Sunday, April 15, 2012

Debt Free!

I haven't posted in way too long. I wonder if anyone still subscribes or reads this blog. Regardless, I think it's time that I post again. The occasion requires it - we are officially debt free.

That's right, we don't owe anyone any money. We have been slaves to the bank that loaned us money, and we are now free from their grasp. The feeling of liberation is surreal and exquisite. After so much time of dedicating over 25% of our gross salary to our loans, we are finally free.

I have read hundreds of blog posts and more books than you can imagine on personal finance. Most explain that credit card debt should be paid off first and as quickly as possible (obviously). However, when it comes to student loans the advice is typically different. Outside of Dave Ramsey the general feeling is to take the full 10 years or whatever it may be to pay them off. The argument is that you'll be better off putting the money in a retirement account and taking advantage of the student loan tax benefits. The advice appears sound from a math perspective.

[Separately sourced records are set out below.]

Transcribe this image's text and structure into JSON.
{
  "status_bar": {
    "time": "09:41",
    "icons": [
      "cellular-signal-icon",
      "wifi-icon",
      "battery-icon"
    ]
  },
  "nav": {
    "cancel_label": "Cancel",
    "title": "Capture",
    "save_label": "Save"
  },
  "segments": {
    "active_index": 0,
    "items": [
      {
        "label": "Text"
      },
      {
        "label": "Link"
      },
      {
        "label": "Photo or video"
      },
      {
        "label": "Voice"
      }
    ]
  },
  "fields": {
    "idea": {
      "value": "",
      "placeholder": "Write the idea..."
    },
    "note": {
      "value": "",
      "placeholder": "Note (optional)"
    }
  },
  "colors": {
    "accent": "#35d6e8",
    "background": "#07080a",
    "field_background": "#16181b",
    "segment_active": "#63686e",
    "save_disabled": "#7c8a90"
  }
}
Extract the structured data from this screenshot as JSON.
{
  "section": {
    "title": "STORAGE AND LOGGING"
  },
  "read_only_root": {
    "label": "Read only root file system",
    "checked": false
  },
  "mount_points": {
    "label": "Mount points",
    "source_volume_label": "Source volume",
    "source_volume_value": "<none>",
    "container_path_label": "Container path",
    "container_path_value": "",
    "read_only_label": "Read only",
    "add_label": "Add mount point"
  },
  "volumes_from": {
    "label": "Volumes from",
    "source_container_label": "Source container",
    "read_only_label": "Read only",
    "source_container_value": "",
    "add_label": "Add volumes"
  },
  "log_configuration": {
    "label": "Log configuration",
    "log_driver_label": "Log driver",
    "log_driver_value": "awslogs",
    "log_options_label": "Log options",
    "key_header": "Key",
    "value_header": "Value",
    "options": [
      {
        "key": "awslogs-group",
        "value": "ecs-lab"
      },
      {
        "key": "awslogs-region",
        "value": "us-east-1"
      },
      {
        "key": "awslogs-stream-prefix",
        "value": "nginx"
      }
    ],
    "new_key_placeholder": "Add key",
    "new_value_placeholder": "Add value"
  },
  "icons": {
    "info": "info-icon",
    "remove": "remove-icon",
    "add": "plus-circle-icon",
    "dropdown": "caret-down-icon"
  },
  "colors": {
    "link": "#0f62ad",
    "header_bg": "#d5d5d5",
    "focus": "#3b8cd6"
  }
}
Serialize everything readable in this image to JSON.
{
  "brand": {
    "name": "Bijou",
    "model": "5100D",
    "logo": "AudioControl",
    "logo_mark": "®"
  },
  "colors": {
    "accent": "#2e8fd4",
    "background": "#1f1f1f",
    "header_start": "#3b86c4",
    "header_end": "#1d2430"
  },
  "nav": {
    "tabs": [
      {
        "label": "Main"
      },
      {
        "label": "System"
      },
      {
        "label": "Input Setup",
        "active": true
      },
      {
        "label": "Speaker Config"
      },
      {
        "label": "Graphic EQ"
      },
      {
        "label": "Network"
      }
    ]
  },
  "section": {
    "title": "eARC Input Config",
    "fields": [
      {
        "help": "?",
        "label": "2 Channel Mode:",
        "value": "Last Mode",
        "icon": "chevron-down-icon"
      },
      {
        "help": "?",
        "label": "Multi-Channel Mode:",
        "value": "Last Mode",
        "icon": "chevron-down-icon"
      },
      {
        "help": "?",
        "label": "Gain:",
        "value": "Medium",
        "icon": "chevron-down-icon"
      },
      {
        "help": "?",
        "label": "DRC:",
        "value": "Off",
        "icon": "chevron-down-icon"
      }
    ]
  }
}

However, I've learned that personal finance isn't just about the math, it's so much more about behavior. You can understand the math, but if you still blow your money on useless things, or if you never attempt to increase your earning power by working harder and smarter, you'll always be behind. You will never be free.

We had created a goal to pay off our student loans as quickly as possible. By focusing on this one specific goal we changed our behavior. We lived cheaply and I did my best to increase my earning potential. By honing in on one specific goal we were able to accomplish that goal faster than what may have seemed possible. This experience taught our family how to focus on behavior in the right way financially. Now that we are fully paid off we can focus intensely on our other goals (saving for a house, saving more for retirement, building an enormous emergency fund, raising a family, etc.). This intense focus pays off. I would recommend that everyone gives it a shot.

Saturday, September 24, 2011

Authority and Leadership

From the very beginning of his career Albert Einstein challenged authority. At the beginning of his career he said that "blind respect for authority is the greatest enemy of truth." Well said, Albert Einstein!

When Winston Churchill was 22 years old he was a Lieutenant in the British military. To make additional money and to introduce his "personality to the electorate" he would write newspaper articles. In these articles he would criticize the leadership of the British military. He would condemn the failure to cover retreating soldiers with continuous fire, the system of recruitment, the lack of rations on long marches, and so forth. Obviously this didn't go well with the generals, and even his fellow soldiers. Churchill always struggled with authority. As a student he was always insubordinate, as a backbencher in Parliament he defied authority, throughout the 1930's he continuously challenged those in power. The list goes on.

Obedience to authority is ingrained in our culture. Obviously obedience is a very good thing in most cases. If God tells you to do something, you should do it. If you are a private in the military and you are given orders, you should probably carry out those orders. However, it seems that the greatest and most influential leaders rarely submit to authority. What's the difference?

My observations have been that those who lead in their field or in society have difficulty with authority. I think they have so much difficulty because they want to lead. I've heard it quoted that great leaders are also great followers. I'm beginning to wonder if people say that to get us to blindly follow them. Following great leaders is a must. Great Britian would have done well to follow Churchill in the 1930's, but instead they blindly followed the current government, eventually causing millions of lives to be lost.

Perhaps we could do better at two things: first figuring out if someone is worth following before we actually follow them (don't be blind). The second is to become leaders ourselves. Learn to lead yourself. If we are willing to do that, we may become the next Einstein in our field, or perhaps the next Winston Churchill to the world. Without great leaders we would eventually be forced to follow poor leaders like Adolf Hitler.